(Excerpts from an interface dataset)
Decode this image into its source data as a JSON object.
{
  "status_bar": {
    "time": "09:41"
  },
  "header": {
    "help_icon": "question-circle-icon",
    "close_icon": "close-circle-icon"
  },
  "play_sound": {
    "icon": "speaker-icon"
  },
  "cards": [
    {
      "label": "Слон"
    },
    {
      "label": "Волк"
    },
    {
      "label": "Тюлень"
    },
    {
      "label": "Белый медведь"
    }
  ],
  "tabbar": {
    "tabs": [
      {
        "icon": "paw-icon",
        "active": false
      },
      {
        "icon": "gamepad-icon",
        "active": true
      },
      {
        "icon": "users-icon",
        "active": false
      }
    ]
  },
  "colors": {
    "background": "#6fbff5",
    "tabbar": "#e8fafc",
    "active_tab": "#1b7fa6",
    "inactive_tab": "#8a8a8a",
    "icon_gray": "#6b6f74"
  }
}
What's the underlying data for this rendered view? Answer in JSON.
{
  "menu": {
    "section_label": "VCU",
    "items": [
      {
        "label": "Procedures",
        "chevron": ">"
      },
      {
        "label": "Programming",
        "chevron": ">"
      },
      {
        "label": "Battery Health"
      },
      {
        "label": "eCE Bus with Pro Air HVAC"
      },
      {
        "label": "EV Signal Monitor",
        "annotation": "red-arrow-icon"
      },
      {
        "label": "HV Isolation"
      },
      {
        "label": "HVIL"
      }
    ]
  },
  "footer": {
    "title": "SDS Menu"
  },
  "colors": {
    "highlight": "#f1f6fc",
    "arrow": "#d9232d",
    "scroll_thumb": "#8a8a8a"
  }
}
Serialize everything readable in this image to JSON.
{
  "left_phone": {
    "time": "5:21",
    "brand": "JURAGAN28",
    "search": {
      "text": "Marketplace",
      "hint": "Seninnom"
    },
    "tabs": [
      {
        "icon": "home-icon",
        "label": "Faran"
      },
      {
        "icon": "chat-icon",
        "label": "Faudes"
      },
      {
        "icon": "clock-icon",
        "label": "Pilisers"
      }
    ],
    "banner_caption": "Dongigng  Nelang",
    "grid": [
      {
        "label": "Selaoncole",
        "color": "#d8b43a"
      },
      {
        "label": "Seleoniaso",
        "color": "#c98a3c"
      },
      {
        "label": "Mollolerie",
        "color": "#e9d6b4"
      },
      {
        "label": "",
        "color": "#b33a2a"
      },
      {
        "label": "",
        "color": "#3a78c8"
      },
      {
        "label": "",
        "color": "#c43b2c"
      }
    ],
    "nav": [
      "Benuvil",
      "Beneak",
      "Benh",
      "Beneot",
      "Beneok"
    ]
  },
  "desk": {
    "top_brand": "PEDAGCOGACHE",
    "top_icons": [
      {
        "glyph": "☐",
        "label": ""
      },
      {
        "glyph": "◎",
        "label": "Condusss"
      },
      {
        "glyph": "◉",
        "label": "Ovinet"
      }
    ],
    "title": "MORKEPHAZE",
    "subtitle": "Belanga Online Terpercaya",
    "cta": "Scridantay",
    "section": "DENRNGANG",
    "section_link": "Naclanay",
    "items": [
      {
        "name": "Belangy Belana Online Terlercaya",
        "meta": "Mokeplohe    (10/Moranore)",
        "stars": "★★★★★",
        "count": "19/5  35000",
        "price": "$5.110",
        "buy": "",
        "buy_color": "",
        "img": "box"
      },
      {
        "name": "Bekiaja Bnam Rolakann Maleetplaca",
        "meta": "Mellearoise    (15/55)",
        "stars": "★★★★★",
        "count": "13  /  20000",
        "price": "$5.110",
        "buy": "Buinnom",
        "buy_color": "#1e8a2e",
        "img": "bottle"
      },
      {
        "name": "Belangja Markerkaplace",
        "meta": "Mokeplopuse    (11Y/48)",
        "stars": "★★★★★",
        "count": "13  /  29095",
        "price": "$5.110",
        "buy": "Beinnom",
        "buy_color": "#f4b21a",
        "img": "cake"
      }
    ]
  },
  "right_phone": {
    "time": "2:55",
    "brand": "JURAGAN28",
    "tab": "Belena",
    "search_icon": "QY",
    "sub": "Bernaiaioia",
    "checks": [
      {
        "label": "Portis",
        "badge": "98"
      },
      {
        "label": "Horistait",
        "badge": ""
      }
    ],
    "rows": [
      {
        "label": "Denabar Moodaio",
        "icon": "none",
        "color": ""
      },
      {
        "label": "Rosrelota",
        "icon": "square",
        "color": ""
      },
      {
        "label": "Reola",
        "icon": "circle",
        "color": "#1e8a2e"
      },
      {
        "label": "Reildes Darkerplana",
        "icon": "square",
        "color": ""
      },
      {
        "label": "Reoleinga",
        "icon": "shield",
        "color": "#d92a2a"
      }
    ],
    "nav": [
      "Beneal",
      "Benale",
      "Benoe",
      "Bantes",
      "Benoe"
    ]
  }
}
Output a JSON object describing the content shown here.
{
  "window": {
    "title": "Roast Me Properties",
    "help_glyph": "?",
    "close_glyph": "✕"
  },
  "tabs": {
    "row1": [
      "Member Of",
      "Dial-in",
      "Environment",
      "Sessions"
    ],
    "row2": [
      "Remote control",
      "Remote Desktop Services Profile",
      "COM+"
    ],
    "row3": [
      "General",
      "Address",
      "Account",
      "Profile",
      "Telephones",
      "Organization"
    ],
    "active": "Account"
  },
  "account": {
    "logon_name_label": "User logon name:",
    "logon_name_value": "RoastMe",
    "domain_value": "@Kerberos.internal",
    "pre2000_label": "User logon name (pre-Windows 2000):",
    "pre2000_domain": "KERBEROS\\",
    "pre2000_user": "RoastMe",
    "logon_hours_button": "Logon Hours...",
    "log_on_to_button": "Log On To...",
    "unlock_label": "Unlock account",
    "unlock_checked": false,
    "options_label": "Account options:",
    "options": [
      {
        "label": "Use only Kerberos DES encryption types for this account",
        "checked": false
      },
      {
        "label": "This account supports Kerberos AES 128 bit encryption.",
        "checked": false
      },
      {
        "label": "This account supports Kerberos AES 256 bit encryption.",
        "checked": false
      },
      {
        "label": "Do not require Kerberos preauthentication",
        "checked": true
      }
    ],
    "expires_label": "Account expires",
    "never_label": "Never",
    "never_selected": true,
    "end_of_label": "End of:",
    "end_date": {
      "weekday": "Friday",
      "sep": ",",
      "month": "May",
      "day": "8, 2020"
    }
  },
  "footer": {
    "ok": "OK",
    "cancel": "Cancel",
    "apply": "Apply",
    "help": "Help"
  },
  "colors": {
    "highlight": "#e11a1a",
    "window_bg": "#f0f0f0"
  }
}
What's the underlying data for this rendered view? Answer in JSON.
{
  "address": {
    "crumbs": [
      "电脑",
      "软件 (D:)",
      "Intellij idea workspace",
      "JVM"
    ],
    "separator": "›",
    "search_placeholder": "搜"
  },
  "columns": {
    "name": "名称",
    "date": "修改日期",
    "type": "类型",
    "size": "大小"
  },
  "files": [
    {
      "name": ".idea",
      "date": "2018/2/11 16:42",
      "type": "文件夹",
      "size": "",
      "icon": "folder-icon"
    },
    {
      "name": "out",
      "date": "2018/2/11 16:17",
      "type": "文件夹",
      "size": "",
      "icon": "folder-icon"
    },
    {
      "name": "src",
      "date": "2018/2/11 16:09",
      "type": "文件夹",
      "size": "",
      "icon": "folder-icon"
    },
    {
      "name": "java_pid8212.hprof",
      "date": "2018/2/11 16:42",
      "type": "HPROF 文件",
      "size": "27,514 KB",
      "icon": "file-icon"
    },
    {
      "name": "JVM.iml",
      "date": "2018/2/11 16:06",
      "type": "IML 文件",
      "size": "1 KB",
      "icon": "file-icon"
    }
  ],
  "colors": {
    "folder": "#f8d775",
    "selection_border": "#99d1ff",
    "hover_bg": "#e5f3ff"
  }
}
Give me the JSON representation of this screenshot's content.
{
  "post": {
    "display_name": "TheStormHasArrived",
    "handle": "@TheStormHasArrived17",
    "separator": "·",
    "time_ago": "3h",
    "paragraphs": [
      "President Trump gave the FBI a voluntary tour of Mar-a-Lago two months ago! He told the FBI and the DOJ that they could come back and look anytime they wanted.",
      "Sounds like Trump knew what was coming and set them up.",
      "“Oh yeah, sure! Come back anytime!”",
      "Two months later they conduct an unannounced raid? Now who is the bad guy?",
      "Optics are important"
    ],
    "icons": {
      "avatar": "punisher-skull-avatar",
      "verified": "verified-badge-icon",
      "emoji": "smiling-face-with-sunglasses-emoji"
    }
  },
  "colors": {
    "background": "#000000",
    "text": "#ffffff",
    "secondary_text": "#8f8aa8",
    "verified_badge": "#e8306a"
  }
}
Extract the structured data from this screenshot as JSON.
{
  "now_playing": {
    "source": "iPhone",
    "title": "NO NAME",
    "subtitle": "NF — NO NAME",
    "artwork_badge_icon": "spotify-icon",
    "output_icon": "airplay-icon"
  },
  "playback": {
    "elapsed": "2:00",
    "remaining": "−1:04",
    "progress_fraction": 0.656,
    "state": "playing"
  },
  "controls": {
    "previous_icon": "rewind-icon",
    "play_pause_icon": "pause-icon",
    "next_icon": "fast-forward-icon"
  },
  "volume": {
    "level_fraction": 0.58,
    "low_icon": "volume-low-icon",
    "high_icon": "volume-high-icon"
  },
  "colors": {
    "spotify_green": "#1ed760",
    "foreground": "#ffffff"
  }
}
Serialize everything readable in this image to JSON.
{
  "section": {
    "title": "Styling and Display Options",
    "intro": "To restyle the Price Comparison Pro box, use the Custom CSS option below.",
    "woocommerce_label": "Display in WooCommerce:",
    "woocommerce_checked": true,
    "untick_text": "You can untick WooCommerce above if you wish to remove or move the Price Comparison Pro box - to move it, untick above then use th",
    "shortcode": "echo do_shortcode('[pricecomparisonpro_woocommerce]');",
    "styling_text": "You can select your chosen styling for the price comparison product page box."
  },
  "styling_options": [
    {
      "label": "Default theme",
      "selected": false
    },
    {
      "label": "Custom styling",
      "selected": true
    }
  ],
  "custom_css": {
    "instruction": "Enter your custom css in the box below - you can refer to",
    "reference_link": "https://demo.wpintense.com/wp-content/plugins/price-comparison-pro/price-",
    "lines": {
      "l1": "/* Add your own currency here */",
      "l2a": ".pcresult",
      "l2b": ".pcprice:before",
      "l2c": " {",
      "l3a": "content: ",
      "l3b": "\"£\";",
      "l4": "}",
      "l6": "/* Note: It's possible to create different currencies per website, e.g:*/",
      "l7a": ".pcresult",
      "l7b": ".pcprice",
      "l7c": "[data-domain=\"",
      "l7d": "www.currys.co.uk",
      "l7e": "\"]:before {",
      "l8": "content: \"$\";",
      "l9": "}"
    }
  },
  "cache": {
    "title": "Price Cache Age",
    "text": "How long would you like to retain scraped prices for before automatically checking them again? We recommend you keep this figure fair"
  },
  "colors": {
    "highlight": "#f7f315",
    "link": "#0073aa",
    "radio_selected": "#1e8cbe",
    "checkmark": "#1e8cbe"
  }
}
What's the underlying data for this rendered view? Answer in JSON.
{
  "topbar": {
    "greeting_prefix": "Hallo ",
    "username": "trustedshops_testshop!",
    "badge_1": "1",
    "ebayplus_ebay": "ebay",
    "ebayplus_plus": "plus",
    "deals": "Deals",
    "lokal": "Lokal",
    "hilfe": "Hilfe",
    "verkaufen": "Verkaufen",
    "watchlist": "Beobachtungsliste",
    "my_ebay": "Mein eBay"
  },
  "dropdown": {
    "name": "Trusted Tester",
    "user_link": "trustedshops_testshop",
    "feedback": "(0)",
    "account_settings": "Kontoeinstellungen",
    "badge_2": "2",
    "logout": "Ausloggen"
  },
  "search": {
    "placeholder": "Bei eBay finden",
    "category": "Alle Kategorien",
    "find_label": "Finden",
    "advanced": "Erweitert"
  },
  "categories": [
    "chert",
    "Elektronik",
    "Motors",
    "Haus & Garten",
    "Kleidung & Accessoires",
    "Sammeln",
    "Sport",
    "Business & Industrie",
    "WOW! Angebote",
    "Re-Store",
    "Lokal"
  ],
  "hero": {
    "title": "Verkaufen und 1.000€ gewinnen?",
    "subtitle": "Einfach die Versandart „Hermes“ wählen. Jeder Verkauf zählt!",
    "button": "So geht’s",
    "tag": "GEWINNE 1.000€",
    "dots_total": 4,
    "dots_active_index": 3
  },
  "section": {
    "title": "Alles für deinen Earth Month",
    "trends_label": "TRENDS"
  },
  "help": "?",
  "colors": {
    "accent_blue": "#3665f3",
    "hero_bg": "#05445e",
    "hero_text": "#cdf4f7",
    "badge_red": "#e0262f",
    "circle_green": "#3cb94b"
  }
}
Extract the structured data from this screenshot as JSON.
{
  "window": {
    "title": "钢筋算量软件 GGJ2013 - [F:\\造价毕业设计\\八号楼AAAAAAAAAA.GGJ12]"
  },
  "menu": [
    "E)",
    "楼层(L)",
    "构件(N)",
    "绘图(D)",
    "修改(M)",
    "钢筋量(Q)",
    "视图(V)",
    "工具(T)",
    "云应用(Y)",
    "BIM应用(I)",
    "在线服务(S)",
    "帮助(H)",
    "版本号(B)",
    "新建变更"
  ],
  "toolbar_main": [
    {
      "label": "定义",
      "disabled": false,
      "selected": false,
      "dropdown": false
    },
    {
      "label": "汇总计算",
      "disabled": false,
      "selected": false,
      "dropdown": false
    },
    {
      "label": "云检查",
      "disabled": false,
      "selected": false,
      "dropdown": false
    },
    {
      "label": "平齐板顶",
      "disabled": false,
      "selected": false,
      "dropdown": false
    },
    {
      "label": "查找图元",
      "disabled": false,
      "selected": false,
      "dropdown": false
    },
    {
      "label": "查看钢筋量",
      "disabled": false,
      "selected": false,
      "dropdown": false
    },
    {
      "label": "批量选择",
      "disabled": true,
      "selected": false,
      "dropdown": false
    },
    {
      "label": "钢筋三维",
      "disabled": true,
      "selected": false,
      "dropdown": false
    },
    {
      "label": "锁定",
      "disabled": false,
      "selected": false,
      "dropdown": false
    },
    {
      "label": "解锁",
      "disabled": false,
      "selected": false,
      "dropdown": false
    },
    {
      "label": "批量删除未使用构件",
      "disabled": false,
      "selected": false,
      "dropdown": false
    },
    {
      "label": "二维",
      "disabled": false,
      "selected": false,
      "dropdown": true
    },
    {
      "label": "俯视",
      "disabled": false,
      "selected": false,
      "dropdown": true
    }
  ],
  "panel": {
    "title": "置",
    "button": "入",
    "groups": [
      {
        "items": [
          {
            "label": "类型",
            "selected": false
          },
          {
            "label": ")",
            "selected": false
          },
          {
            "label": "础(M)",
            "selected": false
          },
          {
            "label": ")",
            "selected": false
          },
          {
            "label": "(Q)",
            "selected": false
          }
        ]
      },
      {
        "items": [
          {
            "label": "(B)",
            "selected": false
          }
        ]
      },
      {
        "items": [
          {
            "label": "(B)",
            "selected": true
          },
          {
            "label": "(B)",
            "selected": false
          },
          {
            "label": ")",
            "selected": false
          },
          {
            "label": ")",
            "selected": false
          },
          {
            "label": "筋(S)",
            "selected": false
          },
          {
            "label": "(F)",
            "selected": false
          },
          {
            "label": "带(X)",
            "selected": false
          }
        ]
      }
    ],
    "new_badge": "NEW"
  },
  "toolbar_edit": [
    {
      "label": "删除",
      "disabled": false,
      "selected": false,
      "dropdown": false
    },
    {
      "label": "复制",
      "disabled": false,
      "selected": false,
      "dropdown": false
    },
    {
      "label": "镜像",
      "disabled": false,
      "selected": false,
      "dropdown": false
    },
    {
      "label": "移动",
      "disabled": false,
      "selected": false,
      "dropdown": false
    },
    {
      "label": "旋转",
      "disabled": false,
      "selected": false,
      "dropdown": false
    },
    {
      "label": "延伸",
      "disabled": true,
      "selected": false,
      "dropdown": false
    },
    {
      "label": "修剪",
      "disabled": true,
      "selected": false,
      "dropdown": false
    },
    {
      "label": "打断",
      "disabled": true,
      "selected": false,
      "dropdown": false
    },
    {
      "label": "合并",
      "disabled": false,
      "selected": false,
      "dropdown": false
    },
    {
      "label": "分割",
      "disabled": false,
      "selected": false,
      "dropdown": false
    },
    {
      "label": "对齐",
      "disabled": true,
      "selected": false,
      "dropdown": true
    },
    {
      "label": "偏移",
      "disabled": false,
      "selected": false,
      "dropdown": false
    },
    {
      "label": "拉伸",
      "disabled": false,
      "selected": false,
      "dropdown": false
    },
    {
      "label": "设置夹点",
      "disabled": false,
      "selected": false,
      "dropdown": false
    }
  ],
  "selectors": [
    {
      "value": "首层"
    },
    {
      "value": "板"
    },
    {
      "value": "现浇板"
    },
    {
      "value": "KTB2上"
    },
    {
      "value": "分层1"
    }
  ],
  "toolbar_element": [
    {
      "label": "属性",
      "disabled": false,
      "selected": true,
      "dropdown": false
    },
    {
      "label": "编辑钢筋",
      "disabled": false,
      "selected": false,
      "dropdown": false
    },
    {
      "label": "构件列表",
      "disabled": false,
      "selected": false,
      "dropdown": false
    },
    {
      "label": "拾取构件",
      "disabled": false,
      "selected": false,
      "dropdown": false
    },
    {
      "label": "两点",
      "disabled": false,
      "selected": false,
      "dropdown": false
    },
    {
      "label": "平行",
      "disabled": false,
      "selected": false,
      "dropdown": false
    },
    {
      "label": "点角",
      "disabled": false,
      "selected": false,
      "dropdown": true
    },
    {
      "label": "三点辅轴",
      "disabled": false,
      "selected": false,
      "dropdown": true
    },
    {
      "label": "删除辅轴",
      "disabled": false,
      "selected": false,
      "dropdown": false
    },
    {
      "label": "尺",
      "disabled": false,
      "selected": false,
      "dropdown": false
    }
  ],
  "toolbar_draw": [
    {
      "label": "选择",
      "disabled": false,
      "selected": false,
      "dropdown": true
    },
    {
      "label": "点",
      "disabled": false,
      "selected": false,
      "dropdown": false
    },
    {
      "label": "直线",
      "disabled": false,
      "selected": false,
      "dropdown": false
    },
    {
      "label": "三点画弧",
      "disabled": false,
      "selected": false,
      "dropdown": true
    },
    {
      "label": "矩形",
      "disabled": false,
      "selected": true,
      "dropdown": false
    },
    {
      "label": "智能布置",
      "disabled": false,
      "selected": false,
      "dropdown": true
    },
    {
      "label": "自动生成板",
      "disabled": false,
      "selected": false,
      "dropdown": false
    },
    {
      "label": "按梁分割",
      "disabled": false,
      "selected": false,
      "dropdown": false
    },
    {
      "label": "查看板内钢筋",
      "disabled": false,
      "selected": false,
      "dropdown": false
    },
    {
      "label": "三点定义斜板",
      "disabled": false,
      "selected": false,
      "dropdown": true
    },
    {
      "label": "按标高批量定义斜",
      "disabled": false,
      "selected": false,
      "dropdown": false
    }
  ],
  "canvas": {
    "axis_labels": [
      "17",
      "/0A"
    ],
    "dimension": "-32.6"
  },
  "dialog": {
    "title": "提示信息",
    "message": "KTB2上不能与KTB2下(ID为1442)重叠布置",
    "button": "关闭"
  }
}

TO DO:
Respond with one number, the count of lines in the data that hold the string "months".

RESPONSE TO THE TASK:
2